BURMA: Attack on democracy party in Burma demands an uncompromising international response

The military rulers of Burma have in this past week again shown that their pretensions to human rights and political change are utterly fraudulent. The Asian Human Rights Commission has received with concern increasingly reliable reports that at least 70 persons were killed in the attacks on members and supporters of the National League for Democracy this May 30 and 31 by hundreds of government-backed thugs, police and soldiers.

Despite assurances that it would permit registered political parties to organize freely, the military government in Burma has in recent months organized gangs to attack rallies, meetings and offices of the National League for Democracy. The formation of such groups, with names like “Masters of Brute Force”, indicates the lack of sincerity with which the military has made its commitments. The mobilizing of these groups made this latest atrocity inevitable.

Of particular concern is the fate of the Chairman and Deputy Chairman of the National League for Democracy, Daw Aung San Suu Kyi and U Tin Oo. Both have reportedly been injured and are under military detention, but to date their whereabouts are unknown. The military authorities have not yet guaranteed that the Special Representative of the United Nations’ Secretary General, who is going on a routine visit to Burma today, will be able to meet with Daw Aung San Suu Kyi.

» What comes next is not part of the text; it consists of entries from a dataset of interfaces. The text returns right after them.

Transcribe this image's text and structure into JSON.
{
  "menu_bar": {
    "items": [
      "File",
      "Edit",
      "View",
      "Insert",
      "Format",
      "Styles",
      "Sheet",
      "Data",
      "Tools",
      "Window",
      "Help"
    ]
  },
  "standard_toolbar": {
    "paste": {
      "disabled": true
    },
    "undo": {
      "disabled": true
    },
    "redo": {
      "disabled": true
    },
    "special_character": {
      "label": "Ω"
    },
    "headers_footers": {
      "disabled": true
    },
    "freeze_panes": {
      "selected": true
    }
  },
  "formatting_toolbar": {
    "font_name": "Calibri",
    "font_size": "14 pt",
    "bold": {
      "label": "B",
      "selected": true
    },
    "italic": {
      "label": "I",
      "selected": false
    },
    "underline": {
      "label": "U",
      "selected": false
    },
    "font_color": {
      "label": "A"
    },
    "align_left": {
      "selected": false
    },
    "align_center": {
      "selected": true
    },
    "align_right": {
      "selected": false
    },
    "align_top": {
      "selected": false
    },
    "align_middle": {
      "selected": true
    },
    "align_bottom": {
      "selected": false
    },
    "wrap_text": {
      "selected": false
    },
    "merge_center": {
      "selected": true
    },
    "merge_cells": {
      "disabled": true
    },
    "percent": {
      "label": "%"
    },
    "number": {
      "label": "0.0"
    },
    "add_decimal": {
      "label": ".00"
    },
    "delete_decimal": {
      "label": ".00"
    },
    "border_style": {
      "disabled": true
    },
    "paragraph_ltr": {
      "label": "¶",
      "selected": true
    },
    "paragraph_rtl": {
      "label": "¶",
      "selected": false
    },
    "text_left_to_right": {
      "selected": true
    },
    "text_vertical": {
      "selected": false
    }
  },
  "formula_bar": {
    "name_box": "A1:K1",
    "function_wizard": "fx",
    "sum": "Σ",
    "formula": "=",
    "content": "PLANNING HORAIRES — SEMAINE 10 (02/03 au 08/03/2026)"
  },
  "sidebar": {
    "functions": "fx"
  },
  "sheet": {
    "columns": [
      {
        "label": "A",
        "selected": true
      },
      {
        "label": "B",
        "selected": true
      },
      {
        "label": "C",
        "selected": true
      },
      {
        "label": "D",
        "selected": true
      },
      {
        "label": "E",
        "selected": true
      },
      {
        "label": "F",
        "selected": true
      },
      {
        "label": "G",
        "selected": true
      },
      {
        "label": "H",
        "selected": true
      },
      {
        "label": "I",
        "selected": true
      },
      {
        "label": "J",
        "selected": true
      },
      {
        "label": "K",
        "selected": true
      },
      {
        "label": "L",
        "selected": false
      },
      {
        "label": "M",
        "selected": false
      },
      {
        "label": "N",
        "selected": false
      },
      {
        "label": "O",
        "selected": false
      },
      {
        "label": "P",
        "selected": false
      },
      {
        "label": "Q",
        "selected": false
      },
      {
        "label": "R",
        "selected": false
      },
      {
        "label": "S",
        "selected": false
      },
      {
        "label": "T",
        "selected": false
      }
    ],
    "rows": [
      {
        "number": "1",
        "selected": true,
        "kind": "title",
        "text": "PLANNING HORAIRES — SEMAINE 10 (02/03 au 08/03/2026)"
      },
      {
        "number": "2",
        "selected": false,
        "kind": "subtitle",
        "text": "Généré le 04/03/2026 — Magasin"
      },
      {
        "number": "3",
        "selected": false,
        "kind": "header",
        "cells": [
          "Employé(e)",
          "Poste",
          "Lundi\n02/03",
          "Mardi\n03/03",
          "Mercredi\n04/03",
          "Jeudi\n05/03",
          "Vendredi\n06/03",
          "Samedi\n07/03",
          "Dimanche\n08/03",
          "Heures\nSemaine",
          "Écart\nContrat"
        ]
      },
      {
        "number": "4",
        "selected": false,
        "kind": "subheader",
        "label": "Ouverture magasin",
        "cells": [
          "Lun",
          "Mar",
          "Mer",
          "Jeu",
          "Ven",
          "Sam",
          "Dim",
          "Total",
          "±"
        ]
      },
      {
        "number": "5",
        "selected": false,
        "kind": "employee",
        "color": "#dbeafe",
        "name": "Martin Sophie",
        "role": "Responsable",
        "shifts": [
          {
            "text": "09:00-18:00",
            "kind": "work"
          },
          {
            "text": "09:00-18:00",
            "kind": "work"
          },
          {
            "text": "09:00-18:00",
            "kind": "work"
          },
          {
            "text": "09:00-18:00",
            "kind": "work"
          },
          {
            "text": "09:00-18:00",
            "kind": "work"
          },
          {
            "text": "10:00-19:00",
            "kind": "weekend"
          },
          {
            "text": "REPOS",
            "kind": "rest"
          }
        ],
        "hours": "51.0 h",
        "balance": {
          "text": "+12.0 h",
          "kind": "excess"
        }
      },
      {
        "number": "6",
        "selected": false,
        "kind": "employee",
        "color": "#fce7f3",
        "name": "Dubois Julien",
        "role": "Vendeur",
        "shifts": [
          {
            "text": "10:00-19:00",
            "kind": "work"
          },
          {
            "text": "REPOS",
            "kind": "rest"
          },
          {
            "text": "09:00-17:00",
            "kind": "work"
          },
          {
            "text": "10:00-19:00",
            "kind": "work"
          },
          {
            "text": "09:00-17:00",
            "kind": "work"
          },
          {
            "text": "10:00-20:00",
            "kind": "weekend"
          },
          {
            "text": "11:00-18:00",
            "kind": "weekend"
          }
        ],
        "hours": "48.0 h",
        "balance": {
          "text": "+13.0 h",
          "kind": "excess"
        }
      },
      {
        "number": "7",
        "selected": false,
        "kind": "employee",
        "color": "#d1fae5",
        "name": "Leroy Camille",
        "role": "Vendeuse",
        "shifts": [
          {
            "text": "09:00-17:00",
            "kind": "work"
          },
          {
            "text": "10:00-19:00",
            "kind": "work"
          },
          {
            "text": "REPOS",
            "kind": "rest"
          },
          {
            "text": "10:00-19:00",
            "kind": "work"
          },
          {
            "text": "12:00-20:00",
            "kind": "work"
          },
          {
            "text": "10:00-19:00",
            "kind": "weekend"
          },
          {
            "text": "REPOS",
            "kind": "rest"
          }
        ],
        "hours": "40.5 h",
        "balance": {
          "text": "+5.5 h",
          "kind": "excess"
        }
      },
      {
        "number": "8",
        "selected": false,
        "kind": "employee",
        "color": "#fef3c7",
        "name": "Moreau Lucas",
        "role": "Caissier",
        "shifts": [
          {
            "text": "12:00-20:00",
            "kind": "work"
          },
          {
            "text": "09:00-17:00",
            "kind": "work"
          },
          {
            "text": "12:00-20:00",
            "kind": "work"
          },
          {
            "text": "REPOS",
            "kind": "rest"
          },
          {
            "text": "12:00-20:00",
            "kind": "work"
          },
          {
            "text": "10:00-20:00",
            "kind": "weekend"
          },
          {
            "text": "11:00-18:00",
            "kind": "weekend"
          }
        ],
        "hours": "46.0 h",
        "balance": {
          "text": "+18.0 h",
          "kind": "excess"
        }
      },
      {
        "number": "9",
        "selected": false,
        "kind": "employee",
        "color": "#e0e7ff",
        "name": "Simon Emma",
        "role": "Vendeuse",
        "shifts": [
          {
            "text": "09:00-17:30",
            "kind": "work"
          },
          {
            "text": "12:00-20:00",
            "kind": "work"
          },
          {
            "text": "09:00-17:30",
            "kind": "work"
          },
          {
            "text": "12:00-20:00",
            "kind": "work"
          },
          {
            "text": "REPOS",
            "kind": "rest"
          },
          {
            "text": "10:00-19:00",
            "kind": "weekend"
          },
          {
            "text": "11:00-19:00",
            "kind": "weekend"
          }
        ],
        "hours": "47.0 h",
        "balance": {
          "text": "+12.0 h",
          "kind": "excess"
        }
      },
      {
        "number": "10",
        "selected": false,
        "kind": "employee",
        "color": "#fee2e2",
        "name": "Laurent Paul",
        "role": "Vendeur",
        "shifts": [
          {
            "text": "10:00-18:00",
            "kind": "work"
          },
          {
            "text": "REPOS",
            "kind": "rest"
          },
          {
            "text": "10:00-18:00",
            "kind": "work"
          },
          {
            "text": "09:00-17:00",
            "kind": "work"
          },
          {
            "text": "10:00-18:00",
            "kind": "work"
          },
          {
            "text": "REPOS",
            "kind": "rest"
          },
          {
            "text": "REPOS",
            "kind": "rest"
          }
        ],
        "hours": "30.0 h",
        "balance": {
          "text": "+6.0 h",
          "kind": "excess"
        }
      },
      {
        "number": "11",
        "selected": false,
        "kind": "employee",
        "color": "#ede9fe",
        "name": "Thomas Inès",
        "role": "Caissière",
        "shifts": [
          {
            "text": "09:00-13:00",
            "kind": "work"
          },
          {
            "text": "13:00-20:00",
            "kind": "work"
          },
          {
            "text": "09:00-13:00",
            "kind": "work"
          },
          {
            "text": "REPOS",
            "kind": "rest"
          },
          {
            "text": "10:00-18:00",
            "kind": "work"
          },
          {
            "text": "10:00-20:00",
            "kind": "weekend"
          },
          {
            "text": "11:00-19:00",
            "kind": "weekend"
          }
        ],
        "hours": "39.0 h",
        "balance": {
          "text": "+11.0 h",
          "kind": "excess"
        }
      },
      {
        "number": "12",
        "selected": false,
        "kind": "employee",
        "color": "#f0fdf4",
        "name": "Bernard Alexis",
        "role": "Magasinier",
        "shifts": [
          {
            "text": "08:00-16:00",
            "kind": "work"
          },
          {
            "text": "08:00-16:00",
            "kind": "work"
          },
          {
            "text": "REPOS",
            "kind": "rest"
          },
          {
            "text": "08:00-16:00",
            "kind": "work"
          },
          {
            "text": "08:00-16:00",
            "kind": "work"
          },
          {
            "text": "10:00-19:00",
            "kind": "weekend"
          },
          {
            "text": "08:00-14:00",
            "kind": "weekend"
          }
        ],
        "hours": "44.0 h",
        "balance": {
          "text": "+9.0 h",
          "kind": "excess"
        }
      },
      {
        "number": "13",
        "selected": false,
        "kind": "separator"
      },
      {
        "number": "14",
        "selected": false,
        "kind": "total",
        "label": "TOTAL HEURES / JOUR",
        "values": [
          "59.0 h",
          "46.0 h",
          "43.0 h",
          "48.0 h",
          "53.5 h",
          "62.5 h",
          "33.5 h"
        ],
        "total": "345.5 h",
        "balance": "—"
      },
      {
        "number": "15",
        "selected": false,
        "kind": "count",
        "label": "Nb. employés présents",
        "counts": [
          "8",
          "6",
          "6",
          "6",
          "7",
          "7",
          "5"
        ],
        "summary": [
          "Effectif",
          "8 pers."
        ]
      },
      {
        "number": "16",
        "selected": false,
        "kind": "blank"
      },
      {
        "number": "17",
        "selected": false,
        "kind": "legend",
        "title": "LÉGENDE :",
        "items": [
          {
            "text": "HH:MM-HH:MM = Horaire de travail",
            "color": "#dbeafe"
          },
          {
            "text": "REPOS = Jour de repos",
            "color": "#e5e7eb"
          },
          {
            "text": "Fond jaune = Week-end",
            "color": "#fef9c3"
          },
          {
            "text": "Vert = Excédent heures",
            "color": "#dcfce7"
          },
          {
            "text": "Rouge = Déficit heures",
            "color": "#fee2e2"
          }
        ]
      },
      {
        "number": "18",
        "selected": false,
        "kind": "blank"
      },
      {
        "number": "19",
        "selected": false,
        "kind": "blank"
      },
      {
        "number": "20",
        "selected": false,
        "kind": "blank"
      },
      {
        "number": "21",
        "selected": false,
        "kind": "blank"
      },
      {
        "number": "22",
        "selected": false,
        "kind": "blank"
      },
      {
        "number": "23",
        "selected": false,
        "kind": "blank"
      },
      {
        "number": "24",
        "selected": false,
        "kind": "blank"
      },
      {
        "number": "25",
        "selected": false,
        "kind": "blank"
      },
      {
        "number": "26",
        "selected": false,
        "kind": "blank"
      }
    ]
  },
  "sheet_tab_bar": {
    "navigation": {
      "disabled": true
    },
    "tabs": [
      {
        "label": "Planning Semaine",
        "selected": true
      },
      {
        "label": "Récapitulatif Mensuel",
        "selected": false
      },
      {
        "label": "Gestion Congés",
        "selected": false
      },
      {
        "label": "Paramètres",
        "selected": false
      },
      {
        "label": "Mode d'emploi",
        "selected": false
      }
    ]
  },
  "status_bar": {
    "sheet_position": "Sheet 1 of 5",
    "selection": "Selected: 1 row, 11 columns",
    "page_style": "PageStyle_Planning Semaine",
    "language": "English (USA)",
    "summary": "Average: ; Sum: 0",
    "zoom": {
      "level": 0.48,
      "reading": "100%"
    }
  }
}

As the leader of the largest group for democratic change in Burma, Daw Aung San Suu Kyi embodies popular aspirations. Recent meetings she has held across the country have been attended by tens of thousands of people, despite reports of systematic intimidation and interference by local authorities. That under these intensely repressive conditions such large numbers of people are prepared to come out in support of this leader indicates the extent of frustration with military rule in Burma.

When goon squads are sent to quash popular sentiment, they are intended to do more than assault a single individual or organization-the real objective is to destabilize society. If a country is politically and socially stable, people are capable of expressing discontent. If unstable, those in control are free to carry on with whatever schemes they have cooked up for their own economic and political advantage. When people’s lives are insecure, their primary concern is the search for security itself. When lawless elements are given a free hand, it sends the message that there exists only the un-rule of law. The effect on the collective consciousness is not only to prevent the possibility of democracy, but also to prevent the realization of even the most fundamental rights: those to food, water and other basic necessities. Poverty and lawlessness coincide; society becomes demoralized and inert.

Yet in the face of systemic and massive denials of their basic rights, people in Burma are still demonstrating their desire for an end to military dictatorship. Sadly, the international community has failed to respond. The lack of any serious consistent pressure on the military rulers of Burma has meant that they have been free to exercise unrelenting and ruthless control over the country while making piecemeal gestures to silence international critics and give the impression that they are progressing towards a political transition.

This most recent event exposes the patent absurdity of softly-softly approaches to the military regime. Undertaking seminars on human rights with officials and sending envoys to seek subtle compromises are in no way strategies for legitimate change. They merely belittle the extremely grave human rights conditions in the country and fail to recognize that ultimately the military is determined to deprive the people of Burma a genuinely democratic government.

The international protest arising out of this week’s events must lead to something different from what has come before. It must be accompanied by a newfound will to confront the military elite’s intention to retain power at any cost. It must be accompanied by recognition that the military leaders of Burma are not partners for negotiation but persons who have committed crimes against humanity. Above all, it must be accompanied by an unswerving commitment to the genuine aspirations of the people of Burma for-at long last-recognition of their fundamental human rights.

The visit by the UN Special Representative and mere international outcry is by no means enough. The situation in Burma demands urgent intervention by the Security Council. A team must be sent immediately to investigate this most recent incident and ensure the security of all persons who were subject to the attack. It must be sent as part of a specific strategy for the holding of a credible election in Burma under international supervision, to ensure that the military honours the results. Finally, it must be sent with a view to holding the military rulers of Burma responsible for numerous crimes against humanity, a charge under which they must be brought before the International Criminal Court, or appropriate international tribunal, at the nearest possible date.

Asian Human Rights Commission – AHRC, Hong Kong

Document Type : Statement
Document ID : AS-19-2003
Countries : Burma (Myanmar),